Tesla CEO Elon Musk on Wednesday revised the financing plan for his proposed $44 billion purchase of Twitter, raising investor hopes that the unpredictable billionaire still intends to pull off a deal roiled by market turbulence and Musk’s not-entirely-explicable concerns about the number of fake accounts on Twitter.
The news overshadowed Twitter’s regularly scheduled annual shareholder meeting earlier Wednesday. Shareholders didn’t address the Musk deal directly — that vote will be scheduled for an as-yet undetermined future date, should the deal proceed. Twitter shares jumped 5.5% to $39.22 in after-market trading, building on a 3.9% rise during regular trading.
The financing changes outlined in a regulatory filing would shave $6.25 billion from the lending package Musk had previously lined up for the Twitter buyout. That means Musk will need to raise that sum in stock commitments instead of debt. That would bring the equity — that is, stock-based — portion of the deal to $33.5 billion, up from the $27.25 billion Musk disclosed three weeks ago.
The filing with the Securities and Exchange Commission didn’t go into much detail on where Musk will get the additional equity, but emphasized he is still trying to persuade his friend and former Twitter CEO Jack Dorsey — a supporter of the buyout — to throw his stock into the financing package.
Dorsey, also a Twitter cofounder, owns a 2.4% stake currently worth about $700 million, based on the company’s closing stock price Wednesday, according to FactSet Research. Musk owns a nearly 9.6% stake worth $2.7 billion.
Wednesday was also Dorsey’s last day as a member of Twitter’s board, a date established when he resigned as CEO last November.
The nuts and bolts of the financing package weren’t as significant to investors as the news that Musk apparently still plans to complete his Twitter buyout. Serious doubts about Musk’s resolve have hung over the deal since he announced he was putting it “on hold”— something experts say he can’t really do unilaterally — until Twitter provide public proof to support its claims that fewer than 5% of its accounts are fakes powered by spam bots.
Even assuming the share price rise continues into regular trading Thursday, Twitter is still changing hands well below the $54.20 per share that Musk agreed to pay just a month ago.

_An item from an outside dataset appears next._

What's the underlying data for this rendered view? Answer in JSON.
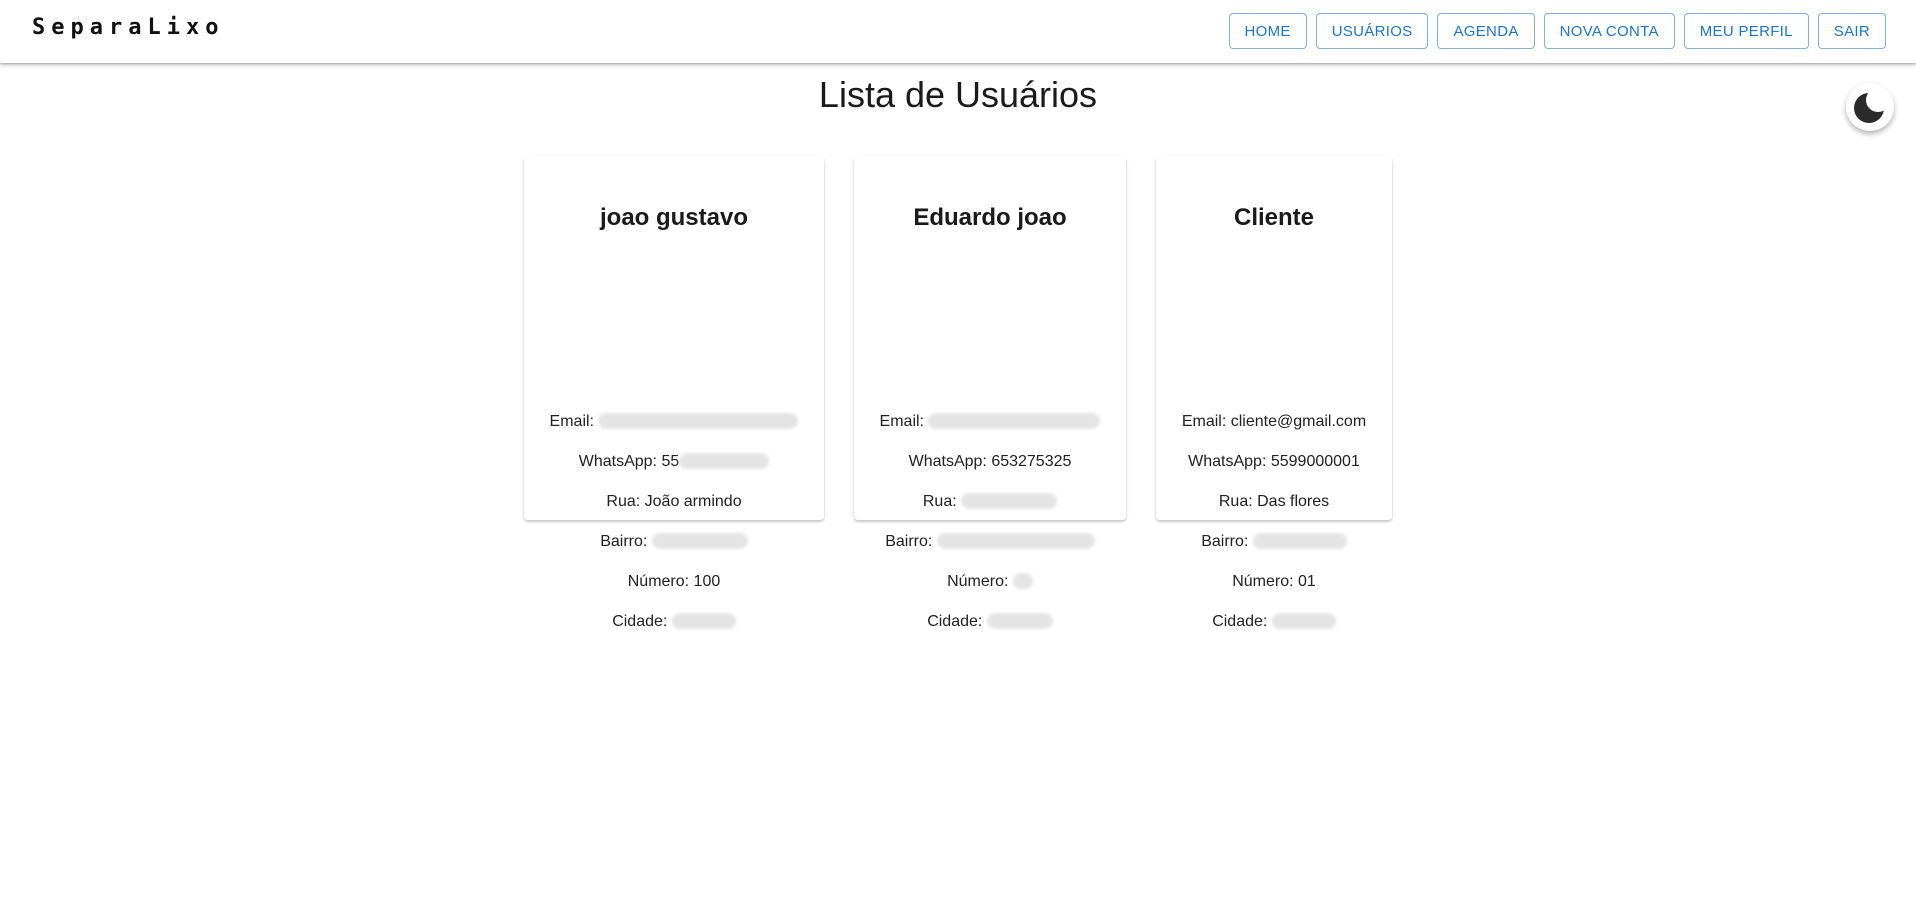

Wedbush Securities analyst Dan Ives said the persistent gap between Musk’s offer price and Twitter’s stock price indicates that most investors still believe the billionaire will walk away from the deal unless the company agrees to a lower price. Twitter’s board has so far insisted it won’t do that.
Earlier this week, Ives estimated that there was a 60% chance that Musk would call off the Twitter deal and pay a $1 billion breakup fee, risking a potential lawsuit by the company. With Musk now trying to secure a new financing package, Ives believes there is a 50-50 chance of the deal happening, but only if Twitter’s board is willing to sell for significantly less than the agreed-upon price. “Musk is hedging his bets here, but the big elephant in the room remains,” Ives said.
Twitter dealt with another potential headache Wednesday by agreeing to a $150 million penalty to settle allegations that it violated its users’ privacy to help sell advertising from 2013 to 2019 in a case brought by the U.S. Department of Justice and Federal Trade Commission.
Earlier at the shareholder meeting, CEO Parag Agrawal stated up front that that executives wouldn’t be answering any questions surrounding the Musk bid. Even a question from a stockholder asking what will happen to his shares if someone buys Twitter and takes it private was shot down. (If this happens, the stockholder would be paid the agreed-upon purchase price for each share and the stock would be delisted).
Musk did not join the meeting, although he could have, being one of Twitter’s largest shareholders.
But the drama surrounding his offer — almost all of it created by Musk himself — threatened to spill over into Wednesday’s proceedings. Shareholders raising proposals for a vote frequently invoked his name. One proposal, by the New York State Common Retirement Fund, called for a report on Twitter’s policies and procedures around political contributions using corporate funds. It passed in a preliminary vote.
Two proposals brought by conservative-leaning groups failed to garner enough votes to pass. One called for an audit on the company’s “impacts on civil rights and non-discrimination” and referred to “’anti-racism’ programs that seek to establish ‘racial/social equity’” as “themselves deeply racist.” The other sought more disclosure on the company’s lobbying activities.
Several proposals spoke to the deep existential conflict that’s been playing out among Twitter’s users, employees, shareholders and employees. While shareholders on one side lambasted the company for what they see as too-liberal politics and a bias against conservatives (for which there is no reliable evidence), others said the company is failing to protect users from harassment, abuse and misinformation.